● **TASK**: Your task is to filter the data below down to the lines holding "confirm".
#### STORED DATA
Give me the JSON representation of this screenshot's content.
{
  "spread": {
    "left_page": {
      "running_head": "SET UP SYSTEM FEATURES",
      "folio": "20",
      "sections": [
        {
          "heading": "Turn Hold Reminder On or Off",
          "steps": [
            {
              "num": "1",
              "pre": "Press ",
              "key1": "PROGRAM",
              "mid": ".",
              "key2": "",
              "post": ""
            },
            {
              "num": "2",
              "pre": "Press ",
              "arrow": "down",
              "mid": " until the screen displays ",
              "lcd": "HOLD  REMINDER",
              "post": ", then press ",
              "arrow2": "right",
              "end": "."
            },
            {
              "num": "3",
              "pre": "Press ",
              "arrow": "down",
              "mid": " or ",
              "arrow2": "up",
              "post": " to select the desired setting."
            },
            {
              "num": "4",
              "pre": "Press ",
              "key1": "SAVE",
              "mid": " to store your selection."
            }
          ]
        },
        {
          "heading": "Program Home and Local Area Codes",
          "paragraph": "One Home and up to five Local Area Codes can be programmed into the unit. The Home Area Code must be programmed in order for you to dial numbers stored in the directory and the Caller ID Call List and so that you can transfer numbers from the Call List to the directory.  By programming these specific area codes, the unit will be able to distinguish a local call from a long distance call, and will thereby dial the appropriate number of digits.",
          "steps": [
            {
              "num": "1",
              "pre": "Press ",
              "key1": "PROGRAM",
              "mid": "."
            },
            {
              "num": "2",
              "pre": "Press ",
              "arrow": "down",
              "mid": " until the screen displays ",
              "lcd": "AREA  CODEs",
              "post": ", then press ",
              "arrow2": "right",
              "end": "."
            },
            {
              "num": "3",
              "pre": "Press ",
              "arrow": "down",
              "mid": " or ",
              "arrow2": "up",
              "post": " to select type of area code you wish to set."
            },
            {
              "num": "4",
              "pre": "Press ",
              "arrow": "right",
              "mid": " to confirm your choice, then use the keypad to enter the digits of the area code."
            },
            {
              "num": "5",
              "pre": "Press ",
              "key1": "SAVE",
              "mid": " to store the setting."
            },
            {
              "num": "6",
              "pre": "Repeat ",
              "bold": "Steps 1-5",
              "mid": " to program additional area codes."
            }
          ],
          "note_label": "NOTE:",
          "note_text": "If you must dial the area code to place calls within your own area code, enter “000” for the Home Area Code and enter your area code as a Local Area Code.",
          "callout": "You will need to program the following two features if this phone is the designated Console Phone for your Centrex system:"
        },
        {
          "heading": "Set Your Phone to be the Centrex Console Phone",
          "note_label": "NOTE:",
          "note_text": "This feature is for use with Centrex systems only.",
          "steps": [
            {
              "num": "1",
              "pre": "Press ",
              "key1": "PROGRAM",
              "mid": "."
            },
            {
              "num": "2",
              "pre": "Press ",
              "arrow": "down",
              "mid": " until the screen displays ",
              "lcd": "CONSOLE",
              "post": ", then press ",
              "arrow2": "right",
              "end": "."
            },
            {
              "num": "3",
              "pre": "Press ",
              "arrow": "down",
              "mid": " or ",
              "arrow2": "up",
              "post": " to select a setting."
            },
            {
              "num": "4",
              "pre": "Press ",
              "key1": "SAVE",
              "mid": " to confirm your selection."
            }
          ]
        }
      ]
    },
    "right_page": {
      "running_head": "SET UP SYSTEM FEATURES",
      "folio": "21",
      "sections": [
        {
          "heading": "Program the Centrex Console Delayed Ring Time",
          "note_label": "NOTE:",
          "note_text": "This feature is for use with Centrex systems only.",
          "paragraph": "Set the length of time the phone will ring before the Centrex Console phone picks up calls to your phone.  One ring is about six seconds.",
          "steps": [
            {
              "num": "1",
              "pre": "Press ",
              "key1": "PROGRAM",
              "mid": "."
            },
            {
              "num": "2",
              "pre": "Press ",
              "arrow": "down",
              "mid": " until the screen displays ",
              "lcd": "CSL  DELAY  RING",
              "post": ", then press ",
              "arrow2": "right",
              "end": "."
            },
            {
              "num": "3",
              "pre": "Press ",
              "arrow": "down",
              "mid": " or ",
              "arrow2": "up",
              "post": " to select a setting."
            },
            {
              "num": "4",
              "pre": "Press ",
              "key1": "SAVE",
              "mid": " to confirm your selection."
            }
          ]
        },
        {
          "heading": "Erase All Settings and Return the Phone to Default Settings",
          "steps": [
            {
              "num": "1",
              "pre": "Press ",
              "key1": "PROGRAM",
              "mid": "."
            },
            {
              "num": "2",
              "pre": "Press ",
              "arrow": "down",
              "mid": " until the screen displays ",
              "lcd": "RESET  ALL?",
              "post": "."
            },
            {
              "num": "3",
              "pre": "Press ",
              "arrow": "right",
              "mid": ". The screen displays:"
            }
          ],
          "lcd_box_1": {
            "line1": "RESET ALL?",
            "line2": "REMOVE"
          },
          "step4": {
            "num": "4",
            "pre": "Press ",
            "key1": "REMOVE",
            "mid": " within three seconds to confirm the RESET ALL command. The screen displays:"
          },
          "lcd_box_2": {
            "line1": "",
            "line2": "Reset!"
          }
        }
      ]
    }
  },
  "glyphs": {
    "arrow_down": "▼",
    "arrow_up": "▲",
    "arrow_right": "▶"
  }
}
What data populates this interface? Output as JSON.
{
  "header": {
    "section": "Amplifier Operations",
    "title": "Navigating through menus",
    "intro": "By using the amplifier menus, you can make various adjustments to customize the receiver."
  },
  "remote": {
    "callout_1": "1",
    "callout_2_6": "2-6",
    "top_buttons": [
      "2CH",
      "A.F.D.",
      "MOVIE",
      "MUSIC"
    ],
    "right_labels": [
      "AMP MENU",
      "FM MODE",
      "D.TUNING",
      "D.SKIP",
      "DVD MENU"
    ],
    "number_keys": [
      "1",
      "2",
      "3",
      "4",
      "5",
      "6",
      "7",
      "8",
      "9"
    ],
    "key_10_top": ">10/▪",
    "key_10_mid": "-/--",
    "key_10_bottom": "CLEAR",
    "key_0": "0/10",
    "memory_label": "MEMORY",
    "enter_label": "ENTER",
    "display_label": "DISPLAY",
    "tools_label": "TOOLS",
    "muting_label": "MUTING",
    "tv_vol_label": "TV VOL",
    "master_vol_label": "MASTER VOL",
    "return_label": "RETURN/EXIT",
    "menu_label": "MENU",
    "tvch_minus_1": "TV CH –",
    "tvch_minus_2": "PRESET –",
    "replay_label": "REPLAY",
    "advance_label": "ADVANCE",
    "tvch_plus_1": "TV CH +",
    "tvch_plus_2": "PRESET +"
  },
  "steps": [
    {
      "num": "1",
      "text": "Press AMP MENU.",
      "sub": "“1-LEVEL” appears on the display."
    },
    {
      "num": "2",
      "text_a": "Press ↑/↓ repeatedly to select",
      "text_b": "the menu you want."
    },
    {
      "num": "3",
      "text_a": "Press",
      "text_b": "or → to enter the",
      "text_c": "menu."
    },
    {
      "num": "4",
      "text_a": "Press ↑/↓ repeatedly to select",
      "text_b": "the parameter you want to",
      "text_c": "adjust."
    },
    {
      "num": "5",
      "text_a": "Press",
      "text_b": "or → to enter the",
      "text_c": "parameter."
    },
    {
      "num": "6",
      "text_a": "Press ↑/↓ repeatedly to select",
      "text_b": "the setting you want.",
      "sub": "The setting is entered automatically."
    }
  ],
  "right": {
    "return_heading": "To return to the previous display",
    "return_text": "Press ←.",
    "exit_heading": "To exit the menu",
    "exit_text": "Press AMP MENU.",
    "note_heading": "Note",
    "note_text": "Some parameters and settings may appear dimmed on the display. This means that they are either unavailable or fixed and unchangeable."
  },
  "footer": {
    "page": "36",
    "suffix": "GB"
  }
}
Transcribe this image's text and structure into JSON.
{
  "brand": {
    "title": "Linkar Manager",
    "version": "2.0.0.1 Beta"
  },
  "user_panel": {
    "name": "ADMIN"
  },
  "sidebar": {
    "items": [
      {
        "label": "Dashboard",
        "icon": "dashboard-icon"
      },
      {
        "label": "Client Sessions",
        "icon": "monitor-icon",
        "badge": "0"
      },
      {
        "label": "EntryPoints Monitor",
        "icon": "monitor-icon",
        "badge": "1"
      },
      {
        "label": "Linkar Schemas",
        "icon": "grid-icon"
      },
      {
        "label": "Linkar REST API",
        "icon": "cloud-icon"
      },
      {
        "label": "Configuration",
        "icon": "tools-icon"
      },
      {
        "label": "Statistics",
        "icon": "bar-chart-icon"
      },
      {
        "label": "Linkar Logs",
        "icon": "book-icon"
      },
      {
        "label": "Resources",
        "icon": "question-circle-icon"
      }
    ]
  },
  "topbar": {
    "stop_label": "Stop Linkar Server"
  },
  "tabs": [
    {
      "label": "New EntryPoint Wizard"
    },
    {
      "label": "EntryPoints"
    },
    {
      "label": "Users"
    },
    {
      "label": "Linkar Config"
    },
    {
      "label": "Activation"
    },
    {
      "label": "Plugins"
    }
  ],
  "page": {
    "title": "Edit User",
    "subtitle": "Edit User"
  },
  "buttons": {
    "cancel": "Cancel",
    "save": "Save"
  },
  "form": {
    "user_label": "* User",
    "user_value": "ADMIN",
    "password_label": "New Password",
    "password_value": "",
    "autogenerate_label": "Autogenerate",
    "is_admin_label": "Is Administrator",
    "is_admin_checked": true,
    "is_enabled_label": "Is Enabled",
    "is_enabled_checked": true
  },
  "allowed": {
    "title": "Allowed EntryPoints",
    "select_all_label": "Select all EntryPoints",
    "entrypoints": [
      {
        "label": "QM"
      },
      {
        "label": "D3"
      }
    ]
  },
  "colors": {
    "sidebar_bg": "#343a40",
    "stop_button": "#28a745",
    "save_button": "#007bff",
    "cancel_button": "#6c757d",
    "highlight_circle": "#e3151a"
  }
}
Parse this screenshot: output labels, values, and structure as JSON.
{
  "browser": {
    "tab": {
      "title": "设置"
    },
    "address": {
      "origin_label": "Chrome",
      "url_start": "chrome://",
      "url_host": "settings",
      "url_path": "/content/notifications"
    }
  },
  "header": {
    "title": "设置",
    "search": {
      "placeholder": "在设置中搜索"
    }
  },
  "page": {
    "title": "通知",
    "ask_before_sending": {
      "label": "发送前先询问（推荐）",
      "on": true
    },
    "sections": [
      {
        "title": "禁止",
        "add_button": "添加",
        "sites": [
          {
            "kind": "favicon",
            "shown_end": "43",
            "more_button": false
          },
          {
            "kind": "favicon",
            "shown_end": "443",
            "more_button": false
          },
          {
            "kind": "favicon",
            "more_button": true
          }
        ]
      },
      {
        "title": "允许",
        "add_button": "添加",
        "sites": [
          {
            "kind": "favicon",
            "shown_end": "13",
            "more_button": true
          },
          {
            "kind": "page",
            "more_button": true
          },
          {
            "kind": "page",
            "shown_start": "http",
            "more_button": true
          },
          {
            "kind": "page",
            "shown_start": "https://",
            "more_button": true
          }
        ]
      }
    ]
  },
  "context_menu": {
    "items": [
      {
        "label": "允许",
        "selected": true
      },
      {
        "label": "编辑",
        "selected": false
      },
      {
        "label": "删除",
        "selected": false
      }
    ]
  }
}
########
● **EXERCISE ANSWER**:
              "mid": " to confirm your choice, then use the keypad to enter the digits of the area code."
              "mid": " to confirm your selection."
              "mid": " to confirm your selection."
            "mid": " within three seconds to confirm the RESET ALL command. The screen displays:"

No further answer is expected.